== Provided data ==
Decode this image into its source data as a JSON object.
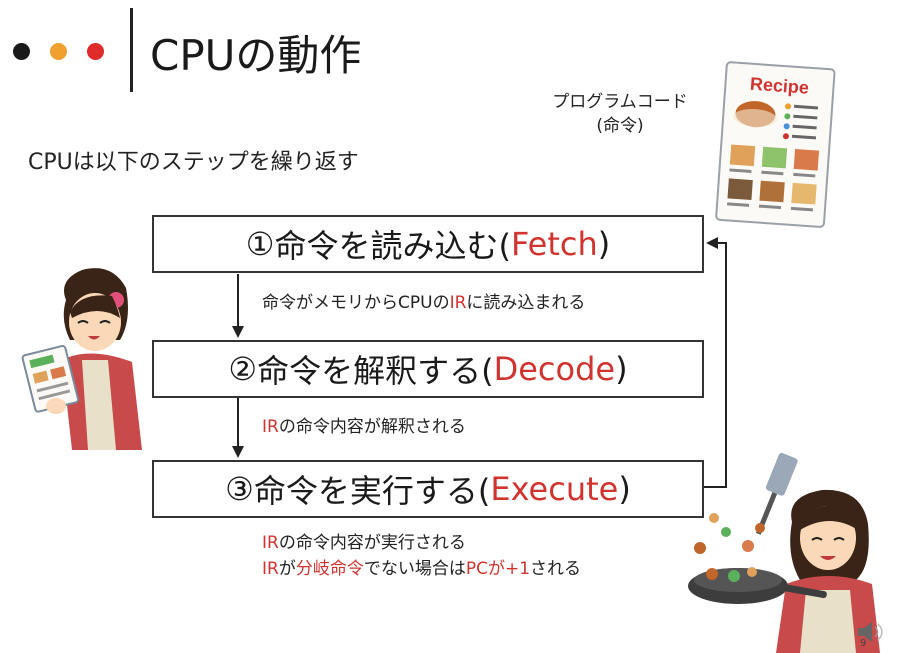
{
  "header": {
    "title": "CPUの動作",
    "dots": [
      "#1a1a1a",
      "#f0a030",
      "#e02b2b"
    ]
  },
  "intro": "CPUは以下のステップを繰り返す",
  "program_code": {
    "label_line1": "プログラムコード",
    "label_line2": "(命令)",
    "recipe_title": "Recipe"
  },
  "steps": [
    {
      "number": "①",
      "text": "命令を読み込む(",
      "keyword": "Fetch",
      "close": ")"
    },
    {
      "number": "②",
      "text": "命令を解釈する(",
      "keyword": "Decode",
      "close": ")"
    },
    {
      "number": "③",
      "text": "命令を実行する(",
      "keyword": "Execute",
      "close": ")"
    }
  ],
  "descriptions": {
    "fetch": {
      "pre": "命令がメモリからCPUの",
      "ir": "IR",
      "post": "に読み込まれる"
    },
    "decode": {
      "ir": "IR",
      "post": "の命令内容が解釈される"
    },
    "execute_line1": {
      "ir": "IR",
      "post": "の命令内容が実行される"
    },
    "execute_line2": {
      "ir": "IR",
      "mid1": "が",
      "branch": "分岐命令",
      "mid2": "でない場合は",
      "pc": "PCが+1",
      "post": "される"
    }
  },
  "accent_color": "#d1342f",
  "page_number": "9"
}
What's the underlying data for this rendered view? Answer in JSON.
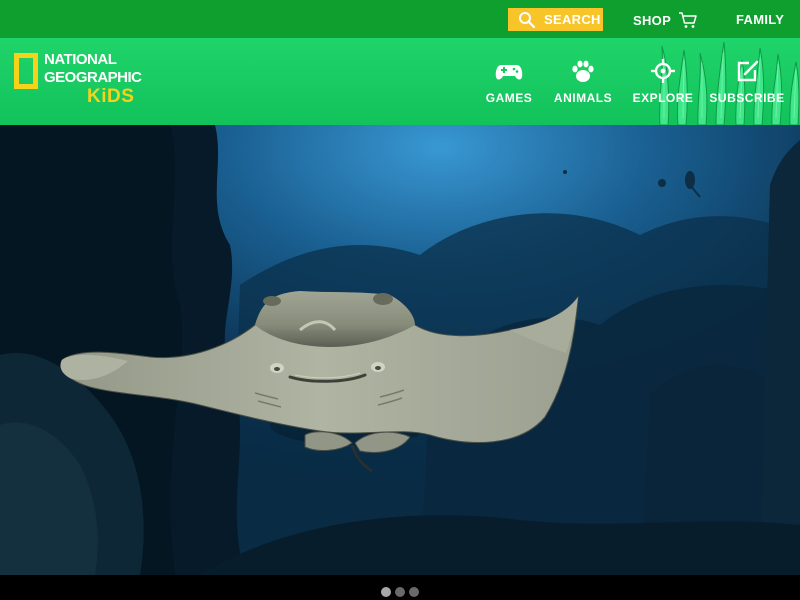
{
  "topbar": {
    "search_label": "SEARCH",
    "shop_label": "SHOP",
    "family_label": "FAMILY"
  },
  "brand": {
    "line1": "NATIONAL",
    "line2": "GEOGRAPHIC",
    "line3": "KiDS"
  },
  "nav": {
    "items": [
      {
        "label": "GAMES",
        "icon": "gamepad-icon"
      },
      {
        "label": "ANIMALS",
        "icon": "paw-icon"
      },
      {
        "label": "EXPLORE",
        "icon": "crosshair-icon"
      },
      {
        "label": "SUBSCRIBE",
        "icon": "edit-icon"
      }
    ]
  },
  "hero": {
    "subject": "stingray underwater",
    "slide_count": 3,
    "active_slide": 1
  },
  "colors": {
    "topbar_green": "#0e9f2e",
    "header_green": "#1fd46a",
    "search_yellow": "#f7c52a",
    "logo_yellow": "#f5d31b"
  }
}
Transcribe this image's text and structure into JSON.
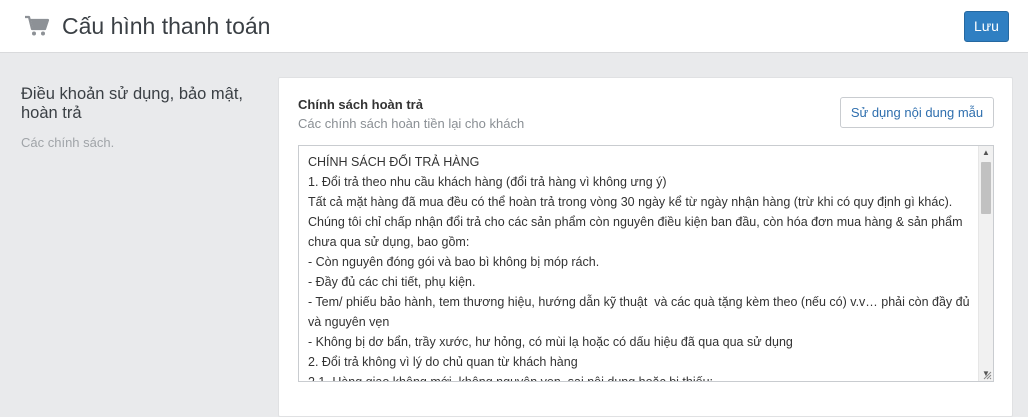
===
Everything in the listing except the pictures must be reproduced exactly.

### Task output
Decode this image into its source data as a JSON object.
{
  "header": {
    "title": "CPUの動作",
    "dots": [
      "#1a1a1a",
      "#f0a030",
      "#e02b2b"
    ]
  },
  "intro": "CPUは以下のステップを繰り返す",
  "program_code": {
    "label_line1": "プログラムコード",
    "label_line2": "(命令)",
    "recipe_title": "Recipe"
  },
  "steps": [
    {
      "number": "①",
      "text": "命令を読み込む(",
      "keyword": "Fetch",
      "close": ")"
    },
    {
      "number": "②",
      "text": "命令を解釈する(",
      "keyword": "Decode",
      "close": ")"
    },
    {
      "number": "③",
      "text": "命令を実行する(",
      "keyword": "Execute",
      "close": ")"
    }
  ],
  "descriptions": {
    "fetch": {
      "pre": "命令がメモリからCPUの",
      "ir": "IR",
      "post": "に読み込まれる"
    },
    "decode": {
      "ir": "IR",
      "post": "の命令内容が解釈される"
    },
    "execute_line1": {
      "ir": "IR",
      "post": "の命令内容が実行される"
    },
    "execute_line2": {
      "ir": "IR",
      "mid1": "が",
      "branch": "分岐命令",
      "mid2": "でない場合は",
      "pc": "PCが+1",
      "post": "される"
    }
  },
  "accent_color": "#d1342f",
  "page_number": "9"
}
What's the underlying data for this rendered view? Answer in JSON.
{
  "topbar": {
    "search_label": "SEARCH",
    "shop_label": "SHOP",
    "family_label": "FAMILY"
  },
  "brand": {
    "line1": "NATIONAL",
    "line2": "GEOGRAPHIC",
    "line3": "KiDS"
  },
  "nav": {
    "items": [
      {
        "label": "GAMES",
        "icon": "gamepad-icon"
      },
      {
        "label": "ANIMALS",
        "icon": "paw-icon"
      },
      {
        "label": "EXPLORE",
        "icon": "crosshair-icon"
      },
      {
        "label": "SUBSCRIBE",
        "icon": "edit-icon"
      }
    ]
  },
  "hero": {
    "subject": "stingray underwater",
    "slide_count": 3,
    "active_slide": 1
  },
  "colors": {
    "topbar_green": "#0e9f2e",
    "header_green": "#1fd46a",
    "search_yellow": "#f7c52a",
    "logo_yellow": "#f5d31b"
  }
}
Transcribe this image's text and structure into JSON.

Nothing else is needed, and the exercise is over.